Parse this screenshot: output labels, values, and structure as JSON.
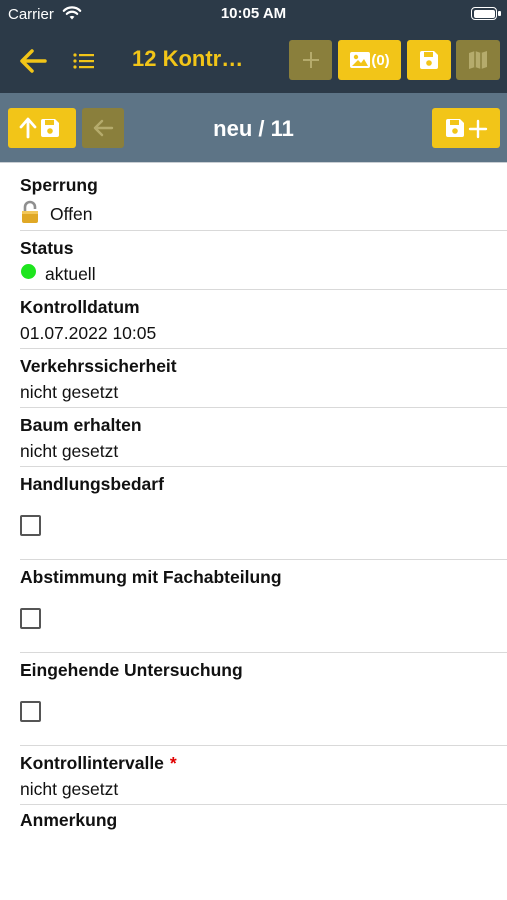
{
  "statusbar": {
    "carrier": "Carrier",
    "time": "10:05 AM"
  },
  "navbar": {
    "title": "12 Kontr…",
    "photo_count": "(0)"
  },
  "recordbar": {
    "counter": "neu / 11"
  },
  "fields": {
    "sperrung": {
      "label": "Sperrung",
      "value": "Offen"
    },
    "status": {
      "label": "Status",
      "value": "aktuell",
      "indicator_color": "#1ee51e"
    },
    "kontrolldatum": {
      "label": "Kontrolldatum",
      "value": "01.07.2022 10:05"
    },
    "verkehrssicherheit": {
      "label": "Verkehrssicherheit",
      "value": "nicht gesetzt"
    },
    "baum_erhalten": {
      "label": "Baum erhalten",
      "value": "nicht gesetzt"
    },
    "handlungsbedarf": {
      "label": "Handlungsbedarf",
      "checked": false
    },
    "abstimmung": {
      "label": "Abstimmung mit Fachabteilung",
      "checked": false
    },
    "untersuchung": {
      "label": "Eingehende Untersuchung",
      "checked": false
    },
    "kontrollintervalle": {
      "label": "Kontrollintervalle",
      "required_mark": "*",
      "value": "nicht gesetzt"
    },
    "anmerkung": {
      "label": "Anmerkung"
    }
  },
  "colors": {
    "header_bg": "#2c3a48",
    "recordbar_bg": "#5d7486",
    "accent": "#f2c518",
    "disabled": "#8a7f3c"
  },
  "icons": [
    "back-arrow-icon",
    "list-icon",
    "plus-icon",
    "photo-icon",
    "save-icon",
    "map-icon",
    "upload-save-icon",
    "prev-arrow-icon",
    "new-save-plus-icon",
    "lock-icon",
    "status-dot-icon",
    "wifi-icon",
    "battery-icon"
  ]
}
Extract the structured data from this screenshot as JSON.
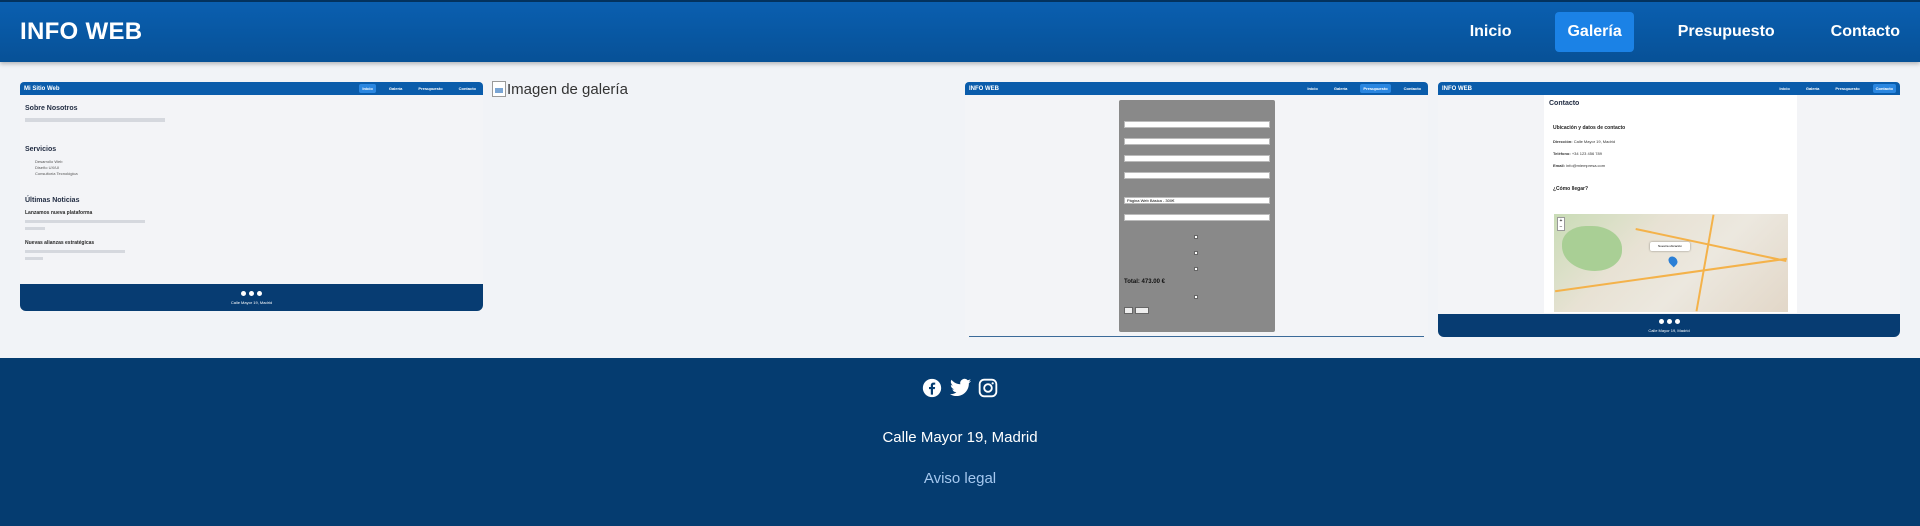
{
  "header": {
    "brand": "INFO WEB",
    "nav": [
      {
        "label": "Inicio",
        "active": false
      },
      {
        "label": "Galería",
        "active": true
      },
      {
        "label": "Presupuesto",
        "active": false
      },
      {
        "label": "Contacto",
        "active": false
      }
    ]
  },
  "gallery": {
    "broken_image_alt": "Imagen de galería",
    "thumb1": {
      "brand": "Mi Sitio Web",
      "nav": [
        "Inicio",
        "Galería",
        "Presupuesto",
        "Contacto"
      ],
      "about_title": "Sobre Nosotros",
      "services_title": "Servicios",
      "services": [
        "Desarrollo Web",
        "Diseño UX/UI",
        "Consultoría Tecnológica"
      ],
      "news_title": "Últimas Noticias",
      "news": [
        {
          "title": "Lanzamos nueva plataforma"
        },
        {
          "title": "Nuevas alianzas estratégicas"
        }
      ],
      "address": "Calle Mayor 19, Madrid"
    },
    "thumb3": {
      "brand": "INFO WEB",
      "nav": [
        "Inicio",
        "Galería",
        "Presupuesto",
        "Contacto"
      ],
      "total": "Total: 473.00 €",
      "select_value": "Página Web Básica - 300€"
    },
    "thumb4": {
      "brand": "INFO WEB",
      "nav": [
        "Inicio",
        "Galería",
        "Presupuesto",
        "Contacto"
      ],
      "title": "Contacto",
      "subtitle": "Ubicación y datos de contacto",
      "lines": [
        {
          "label": "Dirección:",
          "value": "Calle Mayor 19, Madrid"
        },
        {
          "label": "Teléfono:",
          "value": "+34 123 456 789"
        },
        {
          "label": "Email:",
          "value": "info@miempresa.com"
        }
      ],
      "how_to_get": "¿Cómo llegar?",
      "map_tooltip": "Nuestra ubicación",
      "address": "Calle Mayor 19, Madrid"
    }
  },
  "footer": {
    "social": [
      "facebook-icon",
      "twitter-icon",
      "instagram-icon"
    ],
    "address": "Calle Mayor 19, Madrid",
    "legal": "Aviso legal"
  }
}
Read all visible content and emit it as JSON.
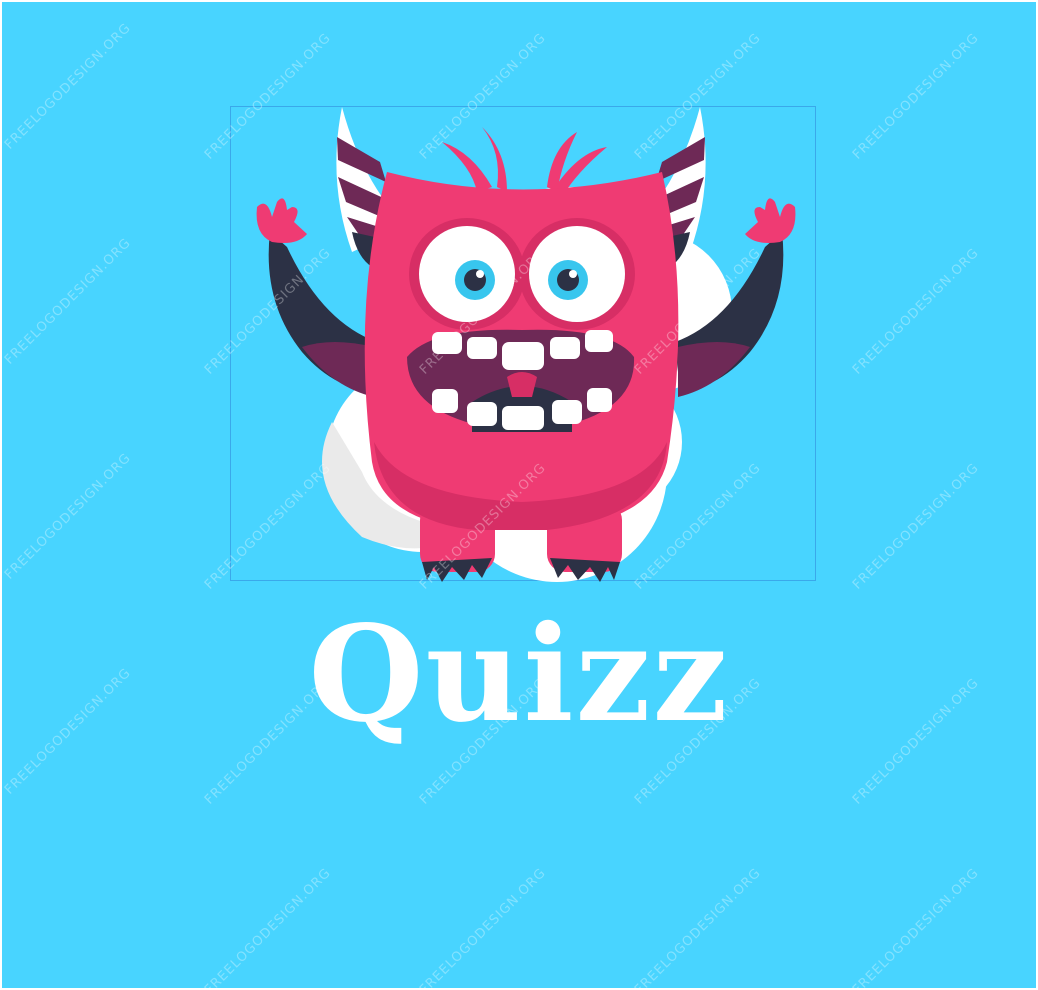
{
  "logo": {
    "title": "Quizz",
    "background_color": "#48d4ff",
    "mascot": "pink-horned-monster-icon",
    "watermark": "FREELOGODESIGN.ORG"
  }
}
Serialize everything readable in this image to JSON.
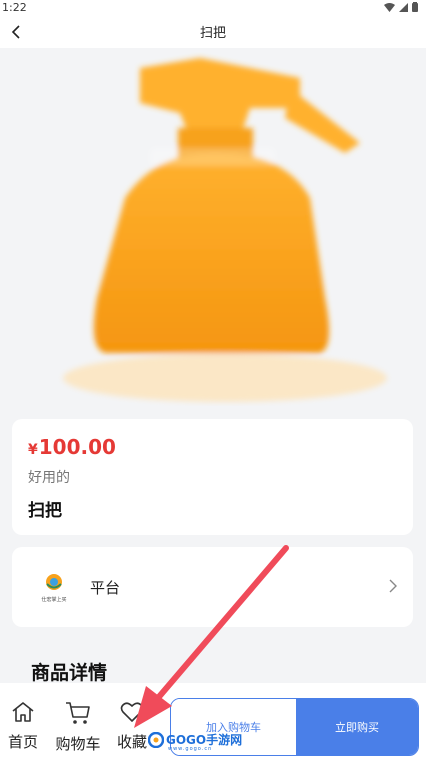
{
  "status_bar": {
    "time": "1:22"
  },
  "nav": {
    "title": "扫把"
  },
  "product": {
    "currency": "¥",
    "price": "100.00",
    "subtitle": "好用的",
    "name": "扫把"
  },
  "platform": {
    "logo_text": "仕宏掌上买",
    "name": "平台"
  },
  "details": {
    "title": "商品详情"
  },
  "bottom_bar": {
    "home_label": "首页",
    "cart_label": "购物车",
    "favorite_label": "收藏",
    "add_to_cart_label": "加入购物车",
    "buy_now_label": "立即购买"
  },
  "watermark": {
    "text": "GOGO手游网",
    "sub": "www.gogo.cn"
  },
  "colors": {
    "price_red": "#e53935",
    "primary_blue": "#4a7fe8",
    "annotation_arrow": "#f04b5a",
    "product_orange": "#f7a21d"
  }
}
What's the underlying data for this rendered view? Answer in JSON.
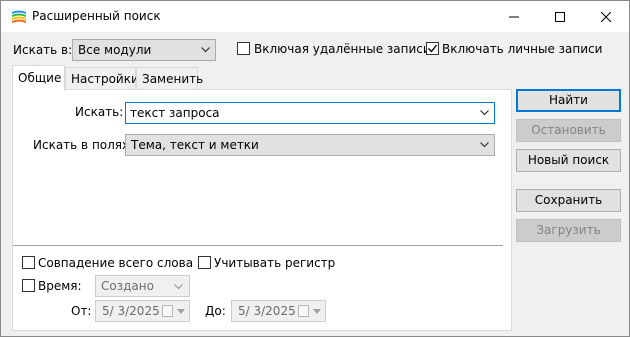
{
  "window": {
    "title": "Расширенный поиск",
    "controls": [
      "minimize-icon",
      "maximize-icon",
      "close-icon"
    ]
  },
  "top": {
    "search_in_label": "Искать в:",
    "search_in_value": "Все модули",
    "include_deleted_label": "Включая удалённые записи",
    "include_deleted_checked": false,
    "include_personal_label": "Включать личные записи",
    "include_personal_checked": true
  },
  "tabs": [
    {
      "label": "Общие",
      "active": true
    },
    {
      "label": "Настройки",
      "active": false
    },
    {
      "label": "Заменить",
      "active": false
    }
  ],
  "general": {
    "query_label": "Искать:",
    "query_value": "текст запроса",
    "fields_label": "Искать в полях:",
    "fields_value": "Тема, текст и метки",
    "whole_word_label": "Совпадение всего слова",
    "whole_word_checked": false,
    "match_case_label": "Учитывать регистр",
    "match_case_checked": false,
    "time_label": "Время:",
    "time_checked": false,
    "time_value": "Создано",
    "from_label": "От:",
    "from_value": "5/  3/2025",
    "to_label": "До:",
    "to_value": "5/  3/2025"
  },
  "buttons": {
    "find": "Найти",
    "stop": "Остановить",
    "new_search": "Новый поиск",
    "save": "Сохранить",
    "load": "Загрузить"
  },
  "colors": {
    "focus_border": "#0078d7",
    "disabled_text": "#838383"
  }
}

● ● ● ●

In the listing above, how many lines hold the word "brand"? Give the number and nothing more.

4